*EXERCISE DETAILS:* Your answer should consist of every line in the records that holds "strong".

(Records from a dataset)
----
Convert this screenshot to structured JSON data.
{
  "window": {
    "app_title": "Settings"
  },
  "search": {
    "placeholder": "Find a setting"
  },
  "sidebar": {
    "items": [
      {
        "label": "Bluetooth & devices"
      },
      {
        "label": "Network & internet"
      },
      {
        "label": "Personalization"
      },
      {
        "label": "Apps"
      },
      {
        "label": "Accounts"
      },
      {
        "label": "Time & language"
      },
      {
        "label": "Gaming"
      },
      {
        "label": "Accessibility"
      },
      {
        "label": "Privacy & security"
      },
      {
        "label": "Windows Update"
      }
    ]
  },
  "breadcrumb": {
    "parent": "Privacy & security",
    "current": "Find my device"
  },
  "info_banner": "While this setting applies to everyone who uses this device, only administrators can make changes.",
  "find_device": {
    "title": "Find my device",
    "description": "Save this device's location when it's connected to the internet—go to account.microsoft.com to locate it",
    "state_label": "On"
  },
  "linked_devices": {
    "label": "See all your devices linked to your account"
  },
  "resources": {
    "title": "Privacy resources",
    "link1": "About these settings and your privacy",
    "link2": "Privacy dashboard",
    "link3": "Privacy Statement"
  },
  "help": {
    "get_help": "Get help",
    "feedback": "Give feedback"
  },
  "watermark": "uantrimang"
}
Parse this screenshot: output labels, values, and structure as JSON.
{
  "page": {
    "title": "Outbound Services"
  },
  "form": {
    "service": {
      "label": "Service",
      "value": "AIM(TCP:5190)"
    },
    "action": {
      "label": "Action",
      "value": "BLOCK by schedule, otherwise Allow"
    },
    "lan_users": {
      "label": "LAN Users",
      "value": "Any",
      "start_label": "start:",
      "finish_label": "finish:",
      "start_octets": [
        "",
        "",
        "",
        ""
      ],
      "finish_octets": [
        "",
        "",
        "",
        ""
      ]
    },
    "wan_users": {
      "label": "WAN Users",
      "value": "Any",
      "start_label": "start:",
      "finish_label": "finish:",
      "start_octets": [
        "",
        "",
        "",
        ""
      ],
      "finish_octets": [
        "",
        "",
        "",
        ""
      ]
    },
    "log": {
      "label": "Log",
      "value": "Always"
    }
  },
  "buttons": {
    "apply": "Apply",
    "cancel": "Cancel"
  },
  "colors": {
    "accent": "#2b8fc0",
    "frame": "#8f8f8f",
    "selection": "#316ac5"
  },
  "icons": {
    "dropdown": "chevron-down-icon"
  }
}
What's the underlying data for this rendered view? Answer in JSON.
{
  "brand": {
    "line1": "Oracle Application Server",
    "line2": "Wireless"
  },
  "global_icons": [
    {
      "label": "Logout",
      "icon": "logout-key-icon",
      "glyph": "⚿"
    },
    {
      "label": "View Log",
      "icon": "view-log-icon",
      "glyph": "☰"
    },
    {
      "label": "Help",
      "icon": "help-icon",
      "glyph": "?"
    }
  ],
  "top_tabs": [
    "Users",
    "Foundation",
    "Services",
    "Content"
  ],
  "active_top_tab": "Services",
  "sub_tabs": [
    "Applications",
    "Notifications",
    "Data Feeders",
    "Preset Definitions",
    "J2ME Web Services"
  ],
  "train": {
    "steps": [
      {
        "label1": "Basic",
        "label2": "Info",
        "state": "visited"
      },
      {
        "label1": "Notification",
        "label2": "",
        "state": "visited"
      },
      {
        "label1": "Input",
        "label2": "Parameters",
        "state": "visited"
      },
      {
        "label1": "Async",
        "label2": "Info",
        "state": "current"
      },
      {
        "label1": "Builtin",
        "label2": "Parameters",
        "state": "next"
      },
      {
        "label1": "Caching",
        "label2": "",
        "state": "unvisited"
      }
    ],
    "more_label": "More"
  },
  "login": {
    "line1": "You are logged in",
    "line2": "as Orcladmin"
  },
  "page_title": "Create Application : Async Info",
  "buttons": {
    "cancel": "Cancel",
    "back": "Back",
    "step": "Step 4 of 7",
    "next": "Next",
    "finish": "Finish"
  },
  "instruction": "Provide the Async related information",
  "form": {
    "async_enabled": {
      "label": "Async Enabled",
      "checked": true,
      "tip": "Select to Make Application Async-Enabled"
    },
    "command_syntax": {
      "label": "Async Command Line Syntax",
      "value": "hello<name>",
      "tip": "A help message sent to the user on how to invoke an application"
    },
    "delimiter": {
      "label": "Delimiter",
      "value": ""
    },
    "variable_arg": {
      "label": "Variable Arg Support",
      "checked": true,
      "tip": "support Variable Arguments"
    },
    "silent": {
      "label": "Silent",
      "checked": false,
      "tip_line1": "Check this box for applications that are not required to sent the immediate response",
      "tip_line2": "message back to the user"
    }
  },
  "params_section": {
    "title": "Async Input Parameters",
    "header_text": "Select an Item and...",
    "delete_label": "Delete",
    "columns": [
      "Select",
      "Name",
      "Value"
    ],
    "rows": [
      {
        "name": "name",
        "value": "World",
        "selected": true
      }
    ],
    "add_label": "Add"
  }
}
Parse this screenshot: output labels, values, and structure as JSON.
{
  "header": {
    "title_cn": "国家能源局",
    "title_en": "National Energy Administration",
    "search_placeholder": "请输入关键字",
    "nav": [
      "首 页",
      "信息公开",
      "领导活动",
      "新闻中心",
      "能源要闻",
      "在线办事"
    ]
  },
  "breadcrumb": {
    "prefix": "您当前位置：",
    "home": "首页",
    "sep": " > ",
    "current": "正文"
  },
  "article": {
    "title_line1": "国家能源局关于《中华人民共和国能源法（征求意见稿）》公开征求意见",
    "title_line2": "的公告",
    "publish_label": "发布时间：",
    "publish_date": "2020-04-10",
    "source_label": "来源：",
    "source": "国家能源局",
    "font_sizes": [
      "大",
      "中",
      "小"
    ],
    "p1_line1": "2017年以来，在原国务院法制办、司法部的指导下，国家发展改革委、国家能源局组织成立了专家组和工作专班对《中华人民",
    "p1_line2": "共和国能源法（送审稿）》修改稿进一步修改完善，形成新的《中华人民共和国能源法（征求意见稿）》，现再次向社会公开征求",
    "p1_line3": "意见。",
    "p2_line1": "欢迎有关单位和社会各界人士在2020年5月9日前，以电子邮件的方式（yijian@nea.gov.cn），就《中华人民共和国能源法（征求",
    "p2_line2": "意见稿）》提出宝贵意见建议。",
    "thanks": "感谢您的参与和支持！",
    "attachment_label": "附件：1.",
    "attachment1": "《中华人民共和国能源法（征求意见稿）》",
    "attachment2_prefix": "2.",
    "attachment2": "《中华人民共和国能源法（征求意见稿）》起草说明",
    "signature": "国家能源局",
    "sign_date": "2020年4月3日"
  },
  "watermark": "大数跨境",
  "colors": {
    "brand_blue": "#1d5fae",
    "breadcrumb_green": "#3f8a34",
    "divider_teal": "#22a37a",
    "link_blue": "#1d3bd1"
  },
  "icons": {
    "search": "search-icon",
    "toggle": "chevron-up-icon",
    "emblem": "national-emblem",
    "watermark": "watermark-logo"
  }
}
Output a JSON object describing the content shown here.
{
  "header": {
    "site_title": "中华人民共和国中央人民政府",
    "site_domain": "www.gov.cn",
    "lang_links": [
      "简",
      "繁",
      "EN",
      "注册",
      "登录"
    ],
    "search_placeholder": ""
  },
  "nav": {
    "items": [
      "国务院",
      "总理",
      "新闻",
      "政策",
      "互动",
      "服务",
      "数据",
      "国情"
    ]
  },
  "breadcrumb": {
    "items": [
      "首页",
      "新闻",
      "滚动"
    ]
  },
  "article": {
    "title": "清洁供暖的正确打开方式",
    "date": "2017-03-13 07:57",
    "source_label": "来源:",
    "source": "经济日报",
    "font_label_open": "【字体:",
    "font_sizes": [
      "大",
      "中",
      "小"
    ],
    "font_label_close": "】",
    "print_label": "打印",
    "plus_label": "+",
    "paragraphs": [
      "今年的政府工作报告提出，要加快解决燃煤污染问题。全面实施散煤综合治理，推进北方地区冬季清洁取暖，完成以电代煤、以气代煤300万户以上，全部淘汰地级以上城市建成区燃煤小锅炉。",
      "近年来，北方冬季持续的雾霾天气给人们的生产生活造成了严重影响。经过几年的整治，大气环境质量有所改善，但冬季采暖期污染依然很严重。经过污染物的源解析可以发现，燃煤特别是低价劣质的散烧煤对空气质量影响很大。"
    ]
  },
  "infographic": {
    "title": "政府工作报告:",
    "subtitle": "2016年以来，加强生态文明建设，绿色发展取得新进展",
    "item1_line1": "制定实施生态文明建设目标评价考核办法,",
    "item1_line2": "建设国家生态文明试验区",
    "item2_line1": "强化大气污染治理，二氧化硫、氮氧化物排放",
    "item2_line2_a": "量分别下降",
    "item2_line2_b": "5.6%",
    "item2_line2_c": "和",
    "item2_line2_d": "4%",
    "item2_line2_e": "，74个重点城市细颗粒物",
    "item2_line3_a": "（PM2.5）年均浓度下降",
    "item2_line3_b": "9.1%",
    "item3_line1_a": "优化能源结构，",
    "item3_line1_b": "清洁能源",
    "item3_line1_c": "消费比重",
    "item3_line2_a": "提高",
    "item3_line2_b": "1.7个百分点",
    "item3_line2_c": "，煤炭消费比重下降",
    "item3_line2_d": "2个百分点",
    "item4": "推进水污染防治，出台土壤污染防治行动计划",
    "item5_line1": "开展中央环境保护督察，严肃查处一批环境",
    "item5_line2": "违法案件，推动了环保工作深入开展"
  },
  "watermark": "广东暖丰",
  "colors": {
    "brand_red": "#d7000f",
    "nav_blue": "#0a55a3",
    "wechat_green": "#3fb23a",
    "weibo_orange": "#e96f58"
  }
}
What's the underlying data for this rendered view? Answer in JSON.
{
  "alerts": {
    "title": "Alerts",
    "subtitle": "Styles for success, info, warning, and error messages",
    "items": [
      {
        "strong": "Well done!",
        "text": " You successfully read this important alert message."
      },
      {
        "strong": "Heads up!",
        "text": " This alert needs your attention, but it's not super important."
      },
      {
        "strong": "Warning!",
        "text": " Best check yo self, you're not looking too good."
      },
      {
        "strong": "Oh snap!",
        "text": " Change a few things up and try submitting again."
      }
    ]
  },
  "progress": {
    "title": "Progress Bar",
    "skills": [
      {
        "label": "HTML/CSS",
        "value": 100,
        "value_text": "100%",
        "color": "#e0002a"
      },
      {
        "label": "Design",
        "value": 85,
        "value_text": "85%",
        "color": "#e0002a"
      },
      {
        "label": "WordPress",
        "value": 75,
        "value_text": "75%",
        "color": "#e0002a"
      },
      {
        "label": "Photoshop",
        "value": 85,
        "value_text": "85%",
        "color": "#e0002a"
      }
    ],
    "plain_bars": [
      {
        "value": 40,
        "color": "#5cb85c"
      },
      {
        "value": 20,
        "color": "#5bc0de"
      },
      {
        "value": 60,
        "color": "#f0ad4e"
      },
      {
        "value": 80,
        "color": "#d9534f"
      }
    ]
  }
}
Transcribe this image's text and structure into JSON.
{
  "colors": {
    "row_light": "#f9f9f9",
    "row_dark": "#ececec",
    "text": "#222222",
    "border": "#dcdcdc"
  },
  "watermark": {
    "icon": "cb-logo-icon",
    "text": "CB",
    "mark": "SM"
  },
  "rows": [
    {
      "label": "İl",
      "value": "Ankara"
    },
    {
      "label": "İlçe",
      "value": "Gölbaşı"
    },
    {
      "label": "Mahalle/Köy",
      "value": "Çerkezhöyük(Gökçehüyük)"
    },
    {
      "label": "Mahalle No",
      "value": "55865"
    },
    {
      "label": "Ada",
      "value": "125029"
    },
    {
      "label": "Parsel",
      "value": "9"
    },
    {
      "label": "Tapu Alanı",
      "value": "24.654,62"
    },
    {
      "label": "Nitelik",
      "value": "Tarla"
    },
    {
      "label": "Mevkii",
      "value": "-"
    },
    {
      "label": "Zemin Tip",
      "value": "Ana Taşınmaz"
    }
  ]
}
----
*RESULT FOR THIS TASK:*
        "strong": "Well done!",
        "strong": "Heads up!",
        "strong": "Warning!",
        "strong": "Oh snap!",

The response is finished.